Three weather warnings in place as torrential rain and gale force winds hit
Torrential rain and gale force winds are to hit the country today as three weather warnings come into force.
A status orange rainfall warning, in force since 6am this morning, is valid for Cork for a full 24 hours, with the county already reporting flooding.
Accumulations of rain of up to 70mm are expected to fall across the county, with the heaviest showers along the south coast and in mountainous regions.
High spring tides this morning caused flooding in low lying areas including Morrison’s Quay, Lavitt’s Quay, Sharman-Crawford Street, Union Quay and Georges Quay.
Flooding was also reported in areas of Oliver Plunkett Street, the South Mall and South Terrace.
A number of roads in Cork county were also left impassable due to flooding with the worst hit areas including Kinsale and Carrigaline.
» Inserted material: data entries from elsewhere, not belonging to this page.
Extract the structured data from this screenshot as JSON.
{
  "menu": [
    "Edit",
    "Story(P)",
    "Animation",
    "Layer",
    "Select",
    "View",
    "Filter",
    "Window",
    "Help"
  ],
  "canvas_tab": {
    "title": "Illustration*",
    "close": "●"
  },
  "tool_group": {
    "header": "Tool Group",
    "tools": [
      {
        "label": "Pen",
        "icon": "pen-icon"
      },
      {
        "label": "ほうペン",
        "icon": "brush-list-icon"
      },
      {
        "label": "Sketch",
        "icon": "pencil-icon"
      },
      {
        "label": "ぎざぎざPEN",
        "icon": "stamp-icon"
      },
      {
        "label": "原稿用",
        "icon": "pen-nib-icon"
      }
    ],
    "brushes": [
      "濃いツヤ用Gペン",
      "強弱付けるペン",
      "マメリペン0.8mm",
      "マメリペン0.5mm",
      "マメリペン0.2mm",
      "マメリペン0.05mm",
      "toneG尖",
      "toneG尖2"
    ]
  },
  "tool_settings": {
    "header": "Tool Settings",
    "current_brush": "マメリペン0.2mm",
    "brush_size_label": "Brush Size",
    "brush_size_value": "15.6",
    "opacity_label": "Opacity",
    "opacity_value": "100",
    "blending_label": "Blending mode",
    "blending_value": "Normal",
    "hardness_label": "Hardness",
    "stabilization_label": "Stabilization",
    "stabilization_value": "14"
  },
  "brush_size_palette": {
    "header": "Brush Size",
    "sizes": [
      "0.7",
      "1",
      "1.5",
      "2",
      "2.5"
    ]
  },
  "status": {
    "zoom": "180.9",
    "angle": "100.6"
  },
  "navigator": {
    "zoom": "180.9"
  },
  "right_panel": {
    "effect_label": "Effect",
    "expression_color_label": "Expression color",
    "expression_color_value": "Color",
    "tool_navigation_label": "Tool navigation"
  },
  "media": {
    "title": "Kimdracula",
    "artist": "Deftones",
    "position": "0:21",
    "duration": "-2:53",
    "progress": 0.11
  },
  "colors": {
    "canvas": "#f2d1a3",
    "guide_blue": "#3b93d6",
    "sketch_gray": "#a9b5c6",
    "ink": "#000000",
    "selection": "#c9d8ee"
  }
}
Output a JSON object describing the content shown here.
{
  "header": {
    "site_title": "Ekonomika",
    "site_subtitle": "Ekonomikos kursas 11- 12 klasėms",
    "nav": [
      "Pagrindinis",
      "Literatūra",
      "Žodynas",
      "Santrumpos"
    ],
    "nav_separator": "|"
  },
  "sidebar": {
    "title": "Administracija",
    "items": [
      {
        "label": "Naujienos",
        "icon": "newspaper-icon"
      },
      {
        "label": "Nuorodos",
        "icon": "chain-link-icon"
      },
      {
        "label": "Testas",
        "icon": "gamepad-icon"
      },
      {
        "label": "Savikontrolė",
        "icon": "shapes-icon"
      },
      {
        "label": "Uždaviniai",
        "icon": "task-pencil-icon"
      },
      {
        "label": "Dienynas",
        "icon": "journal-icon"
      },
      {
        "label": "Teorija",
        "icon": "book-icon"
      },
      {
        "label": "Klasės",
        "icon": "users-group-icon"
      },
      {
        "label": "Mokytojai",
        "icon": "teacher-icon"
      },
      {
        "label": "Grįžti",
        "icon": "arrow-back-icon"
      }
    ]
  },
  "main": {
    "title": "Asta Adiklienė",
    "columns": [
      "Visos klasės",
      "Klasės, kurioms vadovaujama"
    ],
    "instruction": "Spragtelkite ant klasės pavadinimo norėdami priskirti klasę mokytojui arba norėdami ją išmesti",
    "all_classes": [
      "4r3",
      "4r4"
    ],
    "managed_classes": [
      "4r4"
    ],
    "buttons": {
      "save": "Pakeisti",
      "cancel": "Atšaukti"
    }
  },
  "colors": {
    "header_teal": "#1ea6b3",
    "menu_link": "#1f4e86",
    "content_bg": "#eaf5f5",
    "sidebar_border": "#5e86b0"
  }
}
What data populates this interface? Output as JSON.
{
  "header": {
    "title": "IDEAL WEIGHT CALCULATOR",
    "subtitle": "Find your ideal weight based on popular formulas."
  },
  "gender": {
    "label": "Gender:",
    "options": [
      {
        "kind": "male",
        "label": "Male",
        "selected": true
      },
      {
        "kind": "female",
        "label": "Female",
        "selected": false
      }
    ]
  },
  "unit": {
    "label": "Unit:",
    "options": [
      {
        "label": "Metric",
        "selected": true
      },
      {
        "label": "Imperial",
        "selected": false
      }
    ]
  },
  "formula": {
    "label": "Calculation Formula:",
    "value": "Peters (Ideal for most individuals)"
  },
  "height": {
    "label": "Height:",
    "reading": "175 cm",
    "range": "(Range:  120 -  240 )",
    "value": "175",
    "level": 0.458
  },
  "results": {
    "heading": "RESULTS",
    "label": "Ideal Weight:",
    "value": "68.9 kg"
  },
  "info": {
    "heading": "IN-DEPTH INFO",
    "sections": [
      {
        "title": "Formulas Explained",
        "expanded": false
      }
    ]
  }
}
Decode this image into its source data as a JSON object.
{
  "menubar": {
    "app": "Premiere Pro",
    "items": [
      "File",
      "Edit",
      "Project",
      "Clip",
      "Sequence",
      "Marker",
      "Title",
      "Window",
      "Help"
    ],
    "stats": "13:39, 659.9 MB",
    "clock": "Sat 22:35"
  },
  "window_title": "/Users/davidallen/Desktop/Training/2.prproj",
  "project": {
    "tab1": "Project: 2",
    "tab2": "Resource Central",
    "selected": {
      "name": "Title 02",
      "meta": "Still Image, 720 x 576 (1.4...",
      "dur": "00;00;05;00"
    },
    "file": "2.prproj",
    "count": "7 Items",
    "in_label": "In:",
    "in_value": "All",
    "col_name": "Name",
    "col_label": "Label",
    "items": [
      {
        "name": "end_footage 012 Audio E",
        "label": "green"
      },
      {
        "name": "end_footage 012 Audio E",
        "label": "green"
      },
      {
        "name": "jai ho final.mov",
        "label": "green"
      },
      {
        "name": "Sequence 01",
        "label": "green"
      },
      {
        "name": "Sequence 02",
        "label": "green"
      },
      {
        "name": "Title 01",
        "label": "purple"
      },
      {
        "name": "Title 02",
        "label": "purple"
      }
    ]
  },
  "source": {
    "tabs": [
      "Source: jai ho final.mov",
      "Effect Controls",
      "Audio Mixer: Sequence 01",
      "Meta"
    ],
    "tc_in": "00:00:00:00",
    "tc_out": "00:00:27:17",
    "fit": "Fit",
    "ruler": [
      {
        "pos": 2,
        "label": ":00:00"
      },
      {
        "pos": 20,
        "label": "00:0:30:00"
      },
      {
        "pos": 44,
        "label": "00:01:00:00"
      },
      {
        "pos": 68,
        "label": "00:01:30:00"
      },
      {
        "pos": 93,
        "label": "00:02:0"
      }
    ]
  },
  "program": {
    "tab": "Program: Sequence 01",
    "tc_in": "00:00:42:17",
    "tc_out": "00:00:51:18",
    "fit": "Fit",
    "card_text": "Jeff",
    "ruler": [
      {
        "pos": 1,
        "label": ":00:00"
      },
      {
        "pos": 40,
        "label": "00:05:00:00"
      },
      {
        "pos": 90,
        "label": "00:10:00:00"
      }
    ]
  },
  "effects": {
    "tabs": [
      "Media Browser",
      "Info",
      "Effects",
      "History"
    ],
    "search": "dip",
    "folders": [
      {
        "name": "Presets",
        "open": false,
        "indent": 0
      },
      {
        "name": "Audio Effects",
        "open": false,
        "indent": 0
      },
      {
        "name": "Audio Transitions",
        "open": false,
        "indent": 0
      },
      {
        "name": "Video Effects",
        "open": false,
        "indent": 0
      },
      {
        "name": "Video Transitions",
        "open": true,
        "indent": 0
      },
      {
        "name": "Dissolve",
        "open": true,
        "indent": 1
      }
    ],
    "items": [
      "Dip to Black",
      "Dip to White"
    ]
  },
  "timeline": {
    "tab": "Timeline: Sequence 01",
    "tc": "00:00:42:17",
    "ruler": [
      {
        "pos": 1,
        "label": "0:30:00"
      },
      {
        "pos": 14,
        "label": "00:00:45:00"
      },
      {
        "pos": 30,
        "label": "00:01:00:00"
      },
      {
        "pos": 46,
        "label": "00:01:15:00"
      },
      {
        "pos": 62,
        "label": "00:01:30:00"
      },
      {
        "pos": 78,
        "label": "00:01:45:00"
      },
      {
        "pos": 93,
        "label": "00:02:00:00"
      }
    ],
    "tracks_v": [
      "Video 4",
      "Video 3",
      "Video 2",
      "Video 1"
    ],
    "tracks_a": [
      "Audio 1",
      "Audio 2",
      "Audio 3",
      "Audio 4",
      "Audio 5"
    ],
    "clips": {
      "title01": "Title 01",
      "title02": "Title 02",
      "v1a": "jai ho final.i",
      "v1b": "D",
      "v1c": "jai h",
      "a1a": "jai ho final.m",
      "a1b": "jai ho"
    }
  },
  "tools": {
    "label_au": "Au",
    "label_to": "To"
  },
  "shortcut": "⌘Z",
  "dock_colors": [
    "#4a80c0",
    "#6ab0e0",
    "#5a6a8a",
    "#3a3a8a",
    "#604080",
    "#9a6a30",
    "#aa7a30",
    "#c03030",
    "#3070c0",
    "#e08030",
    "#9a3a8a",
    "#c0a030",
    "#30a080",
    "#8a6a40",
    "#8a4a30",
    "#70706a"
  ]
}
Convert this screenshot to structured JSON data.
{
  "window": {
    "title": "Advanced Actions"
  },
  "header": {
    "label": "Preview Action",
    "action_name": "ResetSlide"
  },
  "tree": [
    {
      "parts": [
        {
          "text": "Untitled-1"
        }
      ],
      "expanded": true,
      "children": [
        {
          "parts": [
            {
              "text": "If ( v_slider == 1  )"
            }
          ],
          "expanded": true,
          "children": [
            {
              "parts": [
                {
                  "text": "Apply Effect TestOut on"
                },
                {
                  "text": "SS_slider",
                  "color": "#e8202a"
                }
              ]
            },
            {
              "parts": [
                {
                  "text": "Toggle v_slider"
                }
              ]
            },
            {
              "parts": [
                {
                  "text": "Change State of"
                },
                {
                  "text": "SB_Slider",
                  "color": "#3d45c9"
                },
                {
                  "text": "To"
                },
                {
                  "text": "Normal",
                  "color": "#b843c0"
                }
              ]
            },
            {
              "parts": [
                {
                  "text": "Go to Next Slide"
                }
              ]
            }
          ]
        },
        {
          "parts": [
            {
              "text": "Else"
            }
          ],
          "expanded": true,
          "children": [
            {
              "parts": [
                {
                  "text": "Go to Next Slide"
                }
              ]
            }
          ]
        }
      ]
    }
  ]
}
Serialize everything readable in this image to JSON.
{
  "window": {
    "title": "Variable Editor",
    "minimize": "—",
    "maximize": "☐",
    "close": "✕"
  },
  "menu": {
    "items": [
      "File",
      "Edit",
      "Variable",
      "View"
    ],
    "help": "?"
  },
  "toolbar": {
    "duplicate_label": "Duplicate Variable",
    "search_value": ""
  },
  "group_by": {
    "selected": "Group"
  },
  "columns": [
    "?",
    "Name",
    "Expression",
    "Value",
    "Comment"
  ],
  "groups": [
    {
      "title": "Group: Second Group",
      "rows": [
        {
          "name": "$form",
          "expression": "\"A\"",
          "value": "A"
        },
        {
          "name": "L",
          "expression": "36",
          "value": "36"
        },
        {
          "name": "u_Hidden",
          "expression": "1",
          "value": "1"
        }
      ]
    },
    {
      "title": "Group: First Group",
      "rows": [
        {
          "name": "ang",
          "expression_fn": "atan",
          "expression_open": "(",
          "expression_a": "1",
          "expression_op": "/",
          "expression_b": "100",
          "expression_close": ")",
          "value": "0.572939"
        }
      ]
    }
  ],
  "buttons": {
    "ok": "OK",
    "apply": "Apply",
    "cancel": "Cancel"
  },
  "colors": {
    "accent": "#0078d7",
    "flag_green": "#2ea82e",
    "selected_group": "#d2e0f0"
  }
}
Cork City and Co Councils had issued a flood warning early on Saturday.
Crews inspected drains and all vulnerable areas in a bid to minimise the flooding.
Rain in S extending N this morn,bec heavy in S during morn;risk of flooding.Staying mainly dry in N;sunshine over Ulst. Max 7-10C.— Met Éireann (@MetEireann) April 10, 2016
Met Eireann has also issued a yellow weather warning for Kerry, Limerick, Tipperary and Waterford with up to 50mm of rainfall forecast.
Issued yesterday morning, this alert also came into force at 6am and remains valid until 6am tomorrow morning.
The wet weather in southern counties will bring with it the risk of flooding, following a number of snow showers yesterday evening.
The rain will extend northwards as far as Connacht and the southern half of Leinster during the morning but will clear back to the southwest again during the afternoon.
High tides are also expected around the south and west coastal counties as a third warning from the national forecaster comes into effect.
A yellow wind warning for all of Munster - and for Wexford, Galway and Mayo - is valid from 5am this morning and remains in place until 9pm tonight.
Winds will be easterly and will be fresh to strong along southern coasts.
AA Roadwatch have advised motorists to be cautious as wind blown debris is likely to be an issue.
This morning's cold start complete with frost and icy patches will thaw out quickly enough as rain becomes widespread across country.
Temperatures will get a good bit warmer than the freezing early start with peaks of 10-14 degrees expected.
The lower temperatures will be experienced in Munster where the rain is set to turn to sleet over hills and mountains.